However, the CDDs allow the developer to pass on the costs to the homeowners, eventually becoming part of their annual property taxes. The CDD documents provided by Calibrex state explicitly that the costs would be passed on to the residents.
“Future property owners will be affected to the extent that the District allocates debt for the construction of public infrastructure improvements and undertakes operation and maintenance responsibility for certain infrastructure and administration… To fund the cost of maintaining infrastructure, operations and maintenance assessments will be imposed on the District property owners. As with the special assessments for infrastructure acquisition and construction, landowners are responsible for the payment of these assessments on the basis of their relative property ownership of the areas receiving benefit from infrastructure improvements and subsequent maintenance. All persons choosing to acquire property in the District will be responsible for such assessments in addition to the taxes or assessments imposed by the County and/or other taxing authorities.”
The opponents of the Aurora Oaks CDD noted the volatility of the bond market and questioned whether the CDD would protect the surrounding neighbors should a default occur.
“Future homeowners in the district will be subject to an ever-increasing fee to keep up with interest payments on the bond over a 30-year period, which is a predatory housing practice,” said Kathy Dale, reading from the objection email.
Echoing that sentiment, Korber wrote, “The CDD structure will burden the homeowners that Marion County claims that it is trying to accommodate. How can Marion County justify this kind of abuse of existing neighborhoods simply because the County does not have to pay for the infrastructure? Again.”

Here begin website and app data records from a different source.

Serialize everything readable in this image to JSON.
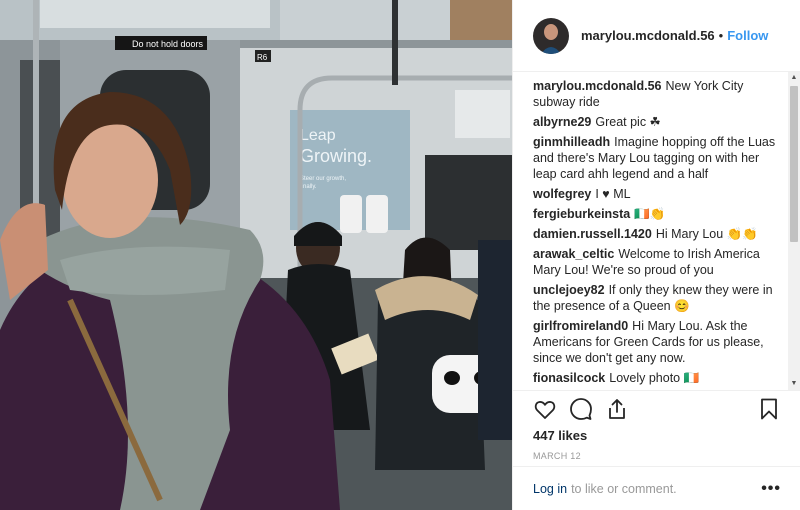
{
  "header": {
    "username": "marylou.mcdonald.56",
    "separator": "•",
    "follow_label": "Follow"
  },
  "photo": {
    "sign_text": "Do not hold doors",
    "car_number": "R6",
    "poster_line1": "Leap",
    "poster_line2": "Growing.",
    "poster_line3": "Steer our growth,",
    "poster_line4": "finally."
  },
  "caption": {
    "username": "marylou.mcdonald.56",
    "text": "New York City subway ride"
  },
  "comments": [
    {
      "username": "albyrne29",
      "text": "Great pic ☘"
    },
    {
      "username": "ginmhilleadh",
      "text": "Imagine hopping off the Luas and there's Mary Lou tagging on with her leap card ahh legend and a half"
    },
    {
      "username": "wolfegrey",
      "text": "I ♥ ML"
    },
    {
      "username": "fergieburkeinsta",
      "text": "🇮🇪👏"
    },
    {
      "username": "damien.russell.1420",
      "text": "Hi Mary Lou 👏👏"
    },
    {
      "username": "arawak_celtic",
      "text": "Welcome to Irish America Mary Lou! We're so proud of you"
    },
    {
      "username": "unclejoey82",
      "text": "If only they knew they were in the presence of a Queen 😊"
    },
    {
      "username": "girlfromireland0",
      "text": "Hi Mary Lou. Ask the Americans for Green Cards for us please, since we don't get any now."
    },
    {
      "username": "fionasilcock",
      "text": "Lovely photo 🇮🇪"
    }
  ],
  "likes": "447 likes",
  "date": "MARCH 12",
  "login": {
    "link_label": "Log in",
    "rest_text": "to like or comment.",
    "more_label": "•••"
  },
  "icons": {
    "like": "heart-icon",
    "comment": "speech-bubble-icon",
    "share": "share-icon",
    "save": "bookmark-icon",
    "scroll_up": "scroll-up-arrow-icon",
    "scroll_down": "scroll-down-arrow-icon"
  },
  "colors": {
    "follow": "#3897f0",
    "link": "#003569",
    "muted": "#999999",
    "text": "#262626"
  }
}
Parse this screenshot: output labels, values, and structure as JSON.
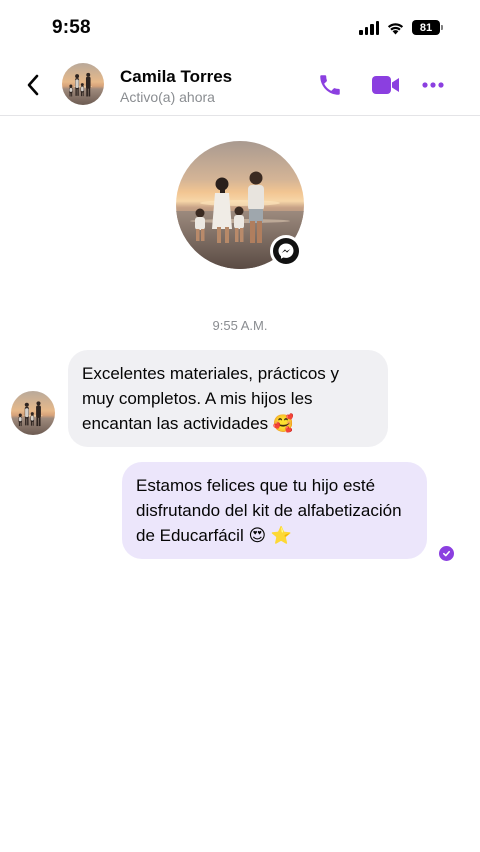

During the public hearing, Commission Chair Michelle Stone reminded the opposition speakers several times that the zoning and land use were not up for discussion.
“This is simply to address the Community Development District and it does not have anything to do with the approval of the project of the land use and zoning in any way,’’ she said. “We’re not going back through the land use and zoning.”
Attorney Jimmy Gooding, representing Calibrex, addressed the neighbors’ concerns and praised Korber and the neighbors for their thoroughness and attention. He went on to cite case law with regard to the initial board member make-up by the developer’s representatives; the local bidding process for construction services; issues with the Comprehensive Plan; and that while the term CDD is not mentioned in Marion County’s document, is specifically supported by Florida statute.